At 6:27 am on a recent Friday morning, I cautiously walked into a room that could only be described as most people’s nightmare: a room of only treadmills. Twenty-five of them, to be exact.
This is Runner’s High, and it’s here to take back the “dreadmill.”
Stifling a yawn, I hop up on my assigned treadmill, gradually going through my beyond-stale warm-up of walking at 3 mph for a few minutes before jogging at 5 mph. Before I’ve had a chance to fully hit that jog, however, I’m interrupted by the arrival of our instructor for this class: Andre, an energetic man with a smile nearly as big as his biceps. Andre informs me and my fellow early birds that today’s class, the 45-minute Weekend Getaway, will be a combination of sprint intervals broken up by one long ten-minute stretch up and down a hill.
Before I know it, my weak-ass warm-up routine has been taken off my treadmill screen and replaced with a five-minute gradual increase in pace, with a little bit of an incline thrown in for extra glute activation. A giant projection screen at the front of the room bursts into color, instantly transporting me to a grassy park that I’m almost positive is located in San Francisco; an EDM-heavy soundtrack that would not be out of place at Paris Club thumps encouragingly.
Throughout the workout, I barely touch my treadmill screen, relying on the studio’s proprietary technology to correctly gauge my recovery and push paces and adjust my treadmill’s speed for me automatically. The only time my finger hovers near the screen is when Andre’s motivational cues drive me to increase my pace by just a little bit for the last thirty seconds of each sprint.

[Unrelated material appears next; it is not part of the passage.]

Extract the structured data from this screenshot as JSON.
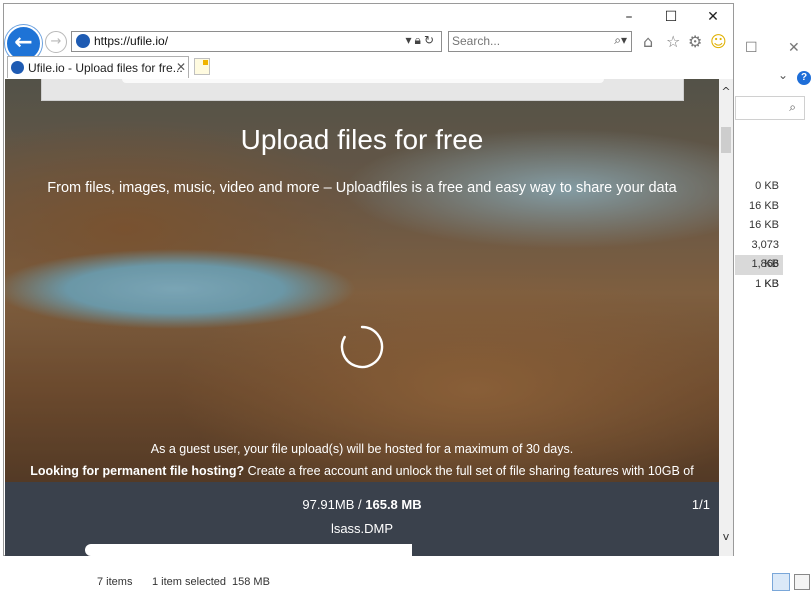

Forty-five minutes later, I’ve run up a volcano in Hawaii and hit 11.0 in a sprint for the first time ever. Dripping sweat and wobbly-legged, I gratefully drop into a cafe chair in a lounge area outside the studio to talk with Jeff Levy, CEO and founder of Runner’s High.
A Chicagoland native, Jeff fell in love with running about ten years ago, when he realized the miles that were doled out as punishment in baseball practice was actually something he enjoyed and found therapeutic.
“Being a fitness enthusiast, friends came to me and asked how to fall in love with running like I did,” Jeff explained. “I wanted to create something for people to fall in love with running and not think about it too much.”
In the process of building Runner’s High, he stumbled upon a solution to a problem that many runners face: wanting to run with friends who are at different paces.
“The biggest problem [with running] is that you can’t do it outside with friends; you’ve got to do same pace [for it to be a group activity]. We wanted to have an environment where everyone could come in and do the same workout at their own difficulty level. Whether you’re a beginner or advanced, you can come and take class with the same workout because of our baseline speed technology.”
That baseline speed technology Jeff speaks of is the wizard behind the curtain that guided my Weekend Getaway workout. When signing up for class, runners enter their comfortable mile pace, which then calculates the different paces you’ll work at throughout the workout.
“We’re the first ones anywhere with this technology. We leverage the technology and data to allow people to come in here and track their progress. In the next few weeks, we’ll start releasing data so you can see where you ran and how you progressed. We want everyone to get a baseline – a suggested speed. With that baseline speed, you can come to class and not slow down.”
The hands-off approach to programming classes made a huge difference to my experience. Instead of frantically pressing buttons to increase or decrease my speed and incline (all while gripping the safety bar with one hand so I didn’t go flying off), I was able to relax and mentally prepare myself to adjust my speed or stride.
As an added bonus, the combination of not having to look down at the screen and having a scenic computer-generated video to focus on helped my running posture. No longer was I hunched over, compulsively counting down the seconds until the interval was over; instead, I ran relaxed and upright, focusing on what was straight in front of me and not creeping up towards the console.
With five different class formats and treadmills specifically designed to have a softer belt and a lower impact on your joints, Jeff impresses on me that Runner’s High is for anyone – not just hard-core runners. Case in point: Jeff recently completed a class alongside his mother. Mom completed just under two miles walking, while Jeff ran about a 10K – and yet, using their unique baseline speeds, they completed the exact same workout.
In a city that’s known for its 18-mile lakefront as well as its thriving group fitness scene, Jeff believes that Runner’s High has something for everyone.
“Runner’s High brings everyone together to compete in an individual sport in the same room. Running is an independent sport that we want people to be able to enjoy together, but still be able to compete against themselves on their own individual treadmill.”
And for those of you groaning right now and muttering the word “dreadmill” under your breath? Not only does Jeff hear you, but he challenges you to try the class for yourself and see if your opinion doesn’t change.
“Music, lights and videos help take the bore out of running on a treadmill … You’re here running with a group for the experience, and we hope that will overcome the fear of running on a treadmill.
Don’t think of it as a treadmill class, think of it as a group fitness class where you happen to be running.”
Runner’s High is located in Chicago’s Gold Coast at 1223 North LaSalle. Your first class is free.